Maria Castellucci was once one of the best junior golfers in the nation. Now, as new head coach of the girls program at Windermere High, she hopes to pass on her knowledge to the Lady Wolverines.
The youngest of seven sisters — the “Golfing Castelluccis,” her father called them — Maria Castellucci has been competitive about golf since she picked up the game at age 2.
One of the most decorated junior golfers in Central Florida history, Castellucci spent her teen years stacking up junior tour wins and All-American recognitions — whether it was from Ping, Golf Magazine or another publication.
She briefly attended Dr. Phillips High, where she is still tied for the girls golf program’s record for lowest round, and finished her career at Oak Ridge High, where she was the No. 1 for the boys golf team.
In 1990, when she was a senior, the American Junior Golf Association recognized her an award given to the player with the lowest stroke-average throughout the year. The winner of the girls award, she was flown to New York, where she met the player who had won the boys award — a promising teenage golfer named Tiger Woods.
Regarded as one of the best — if not the best — junior golfer in the country in 1990, Castellucci went on to play for Florida State University and later on the LPGA Futures’ Tour (now the Symetra Tour) and the LPGA.
It’s safe to say Castellucci — the new head coach for the girls golf program at Windermere High — brings valuable experience to the Lady Wolverines.
And through the beginning stretch of the season, at least, she is having a blast leading the team.
“I love it — I wouldn’t trade it for the world,” Castellucci said. “My girls are great.”
Castellucci comes to Windermere from The Master’s Academy in Oviedo, where she had been hired to coach the girls program. When the small private school did not have enough girls to field a varsity team, she instead served as an assistant to the boys team. Eric Bacon, who is the boys coach at Windermere, also worked previously at The Master’s Academy. When the Wolverines were in need of girls coach, he recommended Castellucci.
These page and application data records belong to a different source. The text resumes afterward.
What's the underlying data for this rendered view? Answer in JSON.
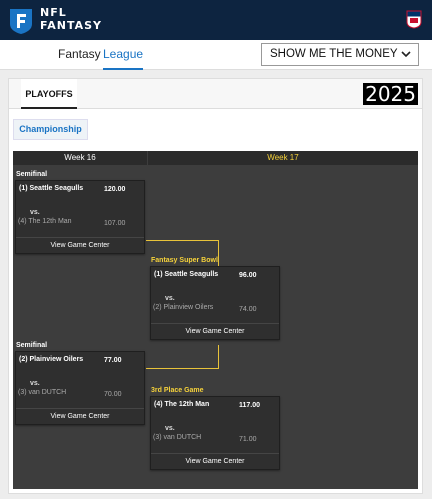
{
  "brand": {
    "line1": "NFL",
    "line2": "FANTASY"
  },
  "nav": {
    "fantasy": "Fantasy",
    "league": "League"
  },
  "money_select": {
    "selected": "SHOW ME THE MONEY"
  },
  "panel": {
    "tab": "PLAYOFFS",
    "year": "2025",
    "bracket_button": "Championship"
  },
  "bracket": {
    "week_a": "Week 16",
    "week_b": "Week 17",
    "rounds": {
      "semi1": "Semifinal",
      "semi2": "Semifinal",
      "superbowl": "Fantasy Super Bowl",
      "third": "3rd Place Game"
    },
    "games": {
      "semi1": {
        "top_team": "(1) Seattle Seagulls",
        "top_score": "120.00",
        "vs": "vs.",
        "bottom_team": "(4) The 12th Man",
        "bottom_score": "107.00",
        "link": "View Game Center"
      },
      "semi2": {
        "top_team": "(2) Plainview Oilers",
        "top_score": "77.00",
        "vs": "vs.",
        "bottom_team": "(3) van DUTCH",
        "bottom_score": "70.00",
        "link": "View Game Center"
      },
      "final": {
        "top_team": "(1) Seattle Seagulls",
        "top_score": "96.00",
        "vs": "vs.",
        "bottom_team": "(2) Plainview Oilers",
        "bottom_score": "74.00",
        "link": "View Game Center"
      },
      "third": {
        "top_team": "(4) The 12th Man",
        "top_score": "117.00",
        "vs": "vs.",
        "bottom_team": "(3) van DUTCH",
        "bottom_score": "71.00",
        "link": "View Game Center"
      }
    }
  },
  "colors": {
    "navy": "#0d2440",
    "accent_blue": "#1a74c4",
    "gold": "#f6d23a"
  }
}
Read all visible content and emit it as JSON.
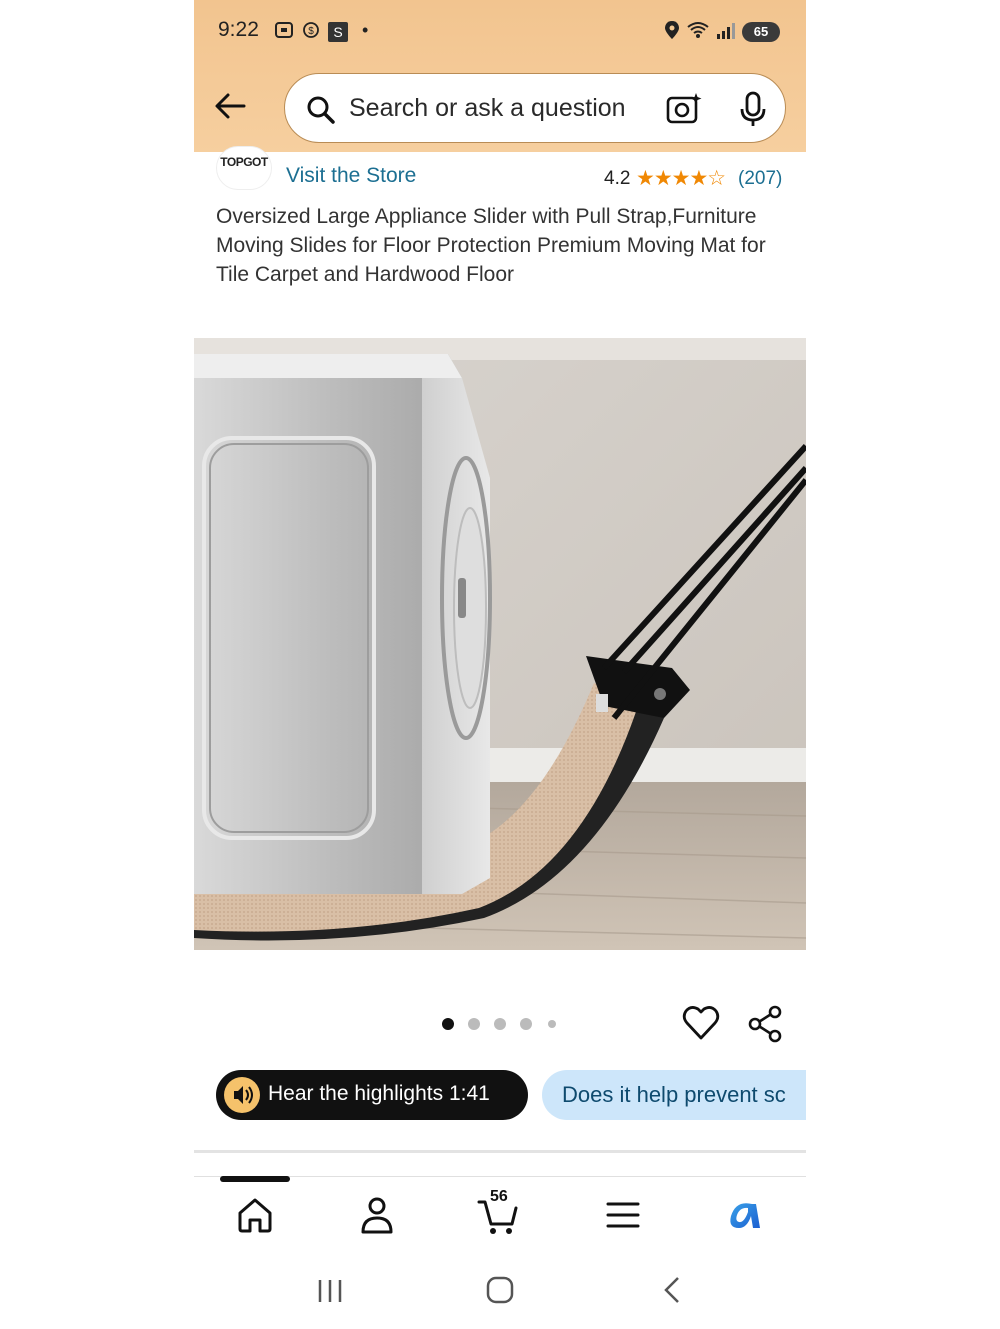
{
  "status_bar": {
    "time": "9:22",
    "notification_letter": "S",
    "battery": "65"
  },
  "search": {
    "placeholder": "Search or ask a question"
  },
  "brand": {
    "logo_text": "TOPGOT",
    "visit_store": "Visit the Store",
    "rating": "4.2",
    "stars": "★★★★☆",
    "review_count": "(207)"
  },
  "product": {
    "title": "Oversized Large Appliance Slider with Pull Strap,Furniture Moving Slides for Floor Protection Premium Moving Mat for Tile Carpet and Hardwood Floor",
    "image_count": 5,
    "active_image": 1
  },
  "actions": {
    "hear_highlights": "Hear the highlights 1:41",
    "question_chip": "Does it help prevent sc"
  },
  "bottom_nav": {
    "items": [
      "home-icon",
      "account-icon",
      "cart-icon",
      "menu-icon",
      "rufus-icon"
    ],
    "cart_count": "56"
  },
  "colors": {
    "header_bg": "#f3c893",
    "link": "#1c6f92",
    "star": "#f08804",
    "chip_bg": "#cde6fa"
  }
}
“When this opportunity came up, to actually be able to coach a competitive girls team, I was excited — I couldn’t wait,” Castellucci said.
Castellucci has taken over a program that, despite being in its second year of existence, already has expectations. The team nearly missed out on making it to state in 2017 and won district and Metro West Conference championships.
“I can help them with nerves and golf-course management. Things that took me forever to learn, I can pass on to them at an early stage.”
In addition to her extensive experience as a player, though, Castellucci said she is confident she can help her girls with the mental side of golf. After all, she has a doctoral degree in counseling and psychology.
“Not only can I help them develop their games, but I can also help them develop their minds,” she said. “I can help them with nerves and golf-course management. Things that took me forever to learn, I can pass on to them at an early stage.”
The Wolverines’ new coach is excited but also busy. Castellucci is a full-time program supervisor at Eckerd Connects Project Bridge, a program that helps youth who were in residential juvenile justice programs transition back into their communities. She owns a business, Kiddie Kaddie, helps out with US Kidz Golf in Orlando and does instruction.
It all makes for several spinning plates, but she said her team has been understanding — and helpful.
“Believe me, there are things that fall through the cracks,” Castellucci said. “That’s one of the things I love about this team — the girls help me, as well as the parents. I really have a great group here.”
More than anything else, Castellucci said her goals for the program center around getting her girls to college and competing for Division I and Division II college programs.
Of course, as competitive as she as a junior and collegiate golfer, she wants her girls to win, too.
“I wish I could say I’ve mellowed with age, but I’m still about as competitive as you can be,” Castellucci said with a laugh. “I want them to win — I want them to do well. These girls can do it.”